While researching my CBO column last week on early retirement, I contacted Tim Stobbs, author of a blog called Canadian Dream: Free at 45. Hes been writing about early retirementfor quite awhile, so I asked if he had any advice to pass on. Space constraints prevented me from including his input in the column, so I thought could pass it onhere. In a nutshell, the advice boiled down to:
1) Stop fantasizing about it and set up a concrete plan. 2) Get serious about living below your means. 3) As your income rises, start saving more than the proverbial 10% of income.
Heres Tim, in his own words:

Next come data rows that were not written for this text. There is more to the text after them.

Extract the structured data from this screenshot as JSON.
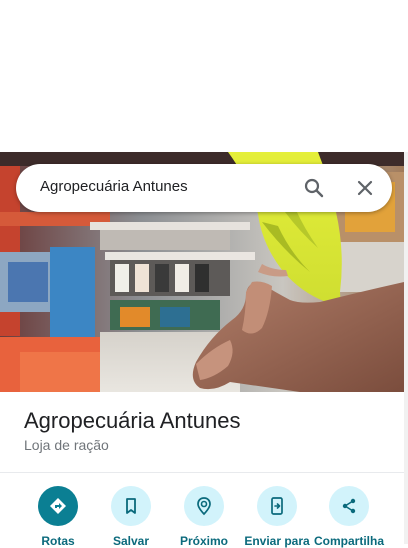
{
  "search": {
    "query": "Agropecuária Antunes",
    "search_icon": "search-icon",
    "close_icon": "close-icon"
  },
  "place": {
    "name": "Agropecuária Antunes",
    "category": "Loja de ração",
    "photo_description": "Photo: parakeet perched on hand inside store"
  },
  "actions": [
    {
      "label": "Rotas",
      "icon": "directions-icon"
    },
    {
      "label": "Salvar",
      "icon": "bookmark-icon"
    },
    {
      "label": "Próximo",
      "icon": "nearby-icon"
    },
    {
      "label": "Enviar para",
      "icon": "send-to-phone-icon"
    },
    {
      "label": "Compartilha",
      "icon": "share-icon"
    }
  ],
  "colors": {
    "accent": "#0b7f93",
    "action_bg": "#d2f3fb",
    "action_label": "#0b6a7c",
    "text_primary": "#202124",
    "text_secondary": "#70757a"
  }
}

Move out of the land of fantasy and start planning what exactly you want to do in retirement. I find too many people dont define what they want to do in retirement and as such find it impossible to do a meaningful estimate of their spending which is the key to an early retirement. You might even find you dont need to wait until you are retired to start working on some of your dreams like some trips or hobbies (like writing, painting or even a new sport).
Then start looking at your current spending and insist that it makes you happy. Track your spending and reduce anything that doesnt bring you happiness. For example, consider a smaller house if you never spend any time there or skip buying books is you only read them once (use the library instead). Or cut back on your lunches out in order to eat a nicer supper out once a week. Dont deprive yourself entirely or you are never going to keep up the savings rate you need to get to early retirement.
When it comes to the actual savings forget the 10% rule. You are going to need to consider a much higher amount depending on your income. Saving 50% of your take home pay at $150,000 a year is a lot easier than saving 15% at $50,000. So as your income goes up control your expenses and try to save the majority of your raises.